Octopus mimus (MOLLUSCA: CEPHALOPODA) EMBRYO MISDEVELOPMENT DUE TO CHRONIC EXPOSURE TO THE ORGANOSPHOSPHORUS PESTICICE PARATHON

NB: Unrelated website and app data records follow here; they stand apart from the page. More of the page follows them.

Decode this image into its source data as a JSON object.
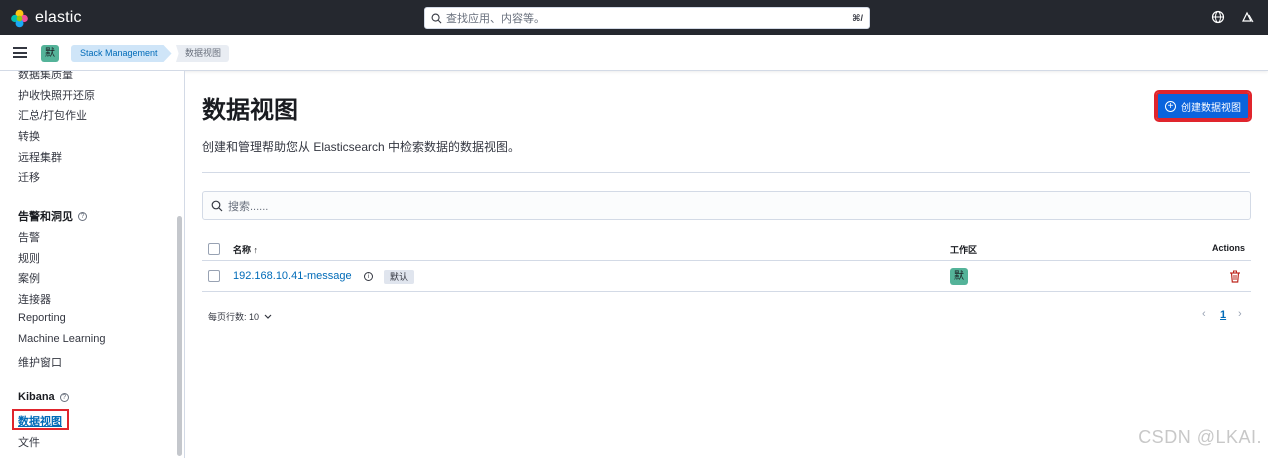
{
  "app": {
    "brand": "elastic"
  },
  "global_search": {
    "placeholder": "查找应用、内容等。",
    "shortcut": "⌘/"
  },
  "breadcrumbs": {
    "space_initial": "默",
    "items": [
      "Stack Management",
      "数据视图"
    ]
  },
  "sidebar": {
    "items_top": [
      "数据集质量",
      "护收快照开还原",
      "汇总/打包作业",
      "转换",
      "远程集群",
      "迁移"
    ],
    "groups": [
      {
        "title": "告警和洞见",
        "items": [
          "告警",
          "规则",
          "案例",
          "连接器",
          "Reporting",
          "Machine Learning",
          "维护窗口"
        ]
      },
      {
        "title": "Kibana",
        "items": [
          "数据视图",
          "文件"
        ]
      }
    ],
    "help_glyph": "?"
  },
  "page": {
    "title": "数据视图",
    "description": "创建和管理帮助您从 Elasticsearch 中检索数据的数据视图。",
    "create_button": "创建数据视图",
    "search_placeholder": "搜索......"
  },
  "table": {
    "columns": {
      "name": "名称",
      "sort_indicator": "↑",
      "workspace": "工作区",
      "actions": "Actions"
    },
    "rows": [
      {
        "name": "192.168.10.41-message",
        "badge": "默认",
        "info_glyph": "i",
        "workspace_initial": "默"
      }
    ]
  },
  "pagination": {
    "rows_per_page_label": "每页行数: 10",
    "current_page": "1",
    "prev_glyph": "‹",
    "next_glyph": "›"
  },
  "watermark": "CSDN @LKAI.",
  "colors": {
    "topbar": "#25282f",
    "accent": "#0b64dd",
    "link": "#006bb8",
    "space_badge": "#54b399",
    "highlight": "#e0252d"
  }
}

Pesticides are of ample worldwide use. At present there is a growing concern about seawater contamination by these chemicals. Developing aquatic organisms are particularly at risk. For this reason, early development of Octopus mimus embryos under exposure to commercial Parathion was examined. Concentrations over 0.4 mM of the pesticide altered formation of the embryonic disc at the blastula stage, resulting in abnormal gastrulation and arrest of further development. This toxic effect may be due to the blockade of DNA synthesis elicited by organophosphoric pesticides causing diminished number of blastodermic cells at the time of epiboly, thus hindering the start of invagination. Seawater contamination seems, therefore, of relevance for survival of exposed aquatic species.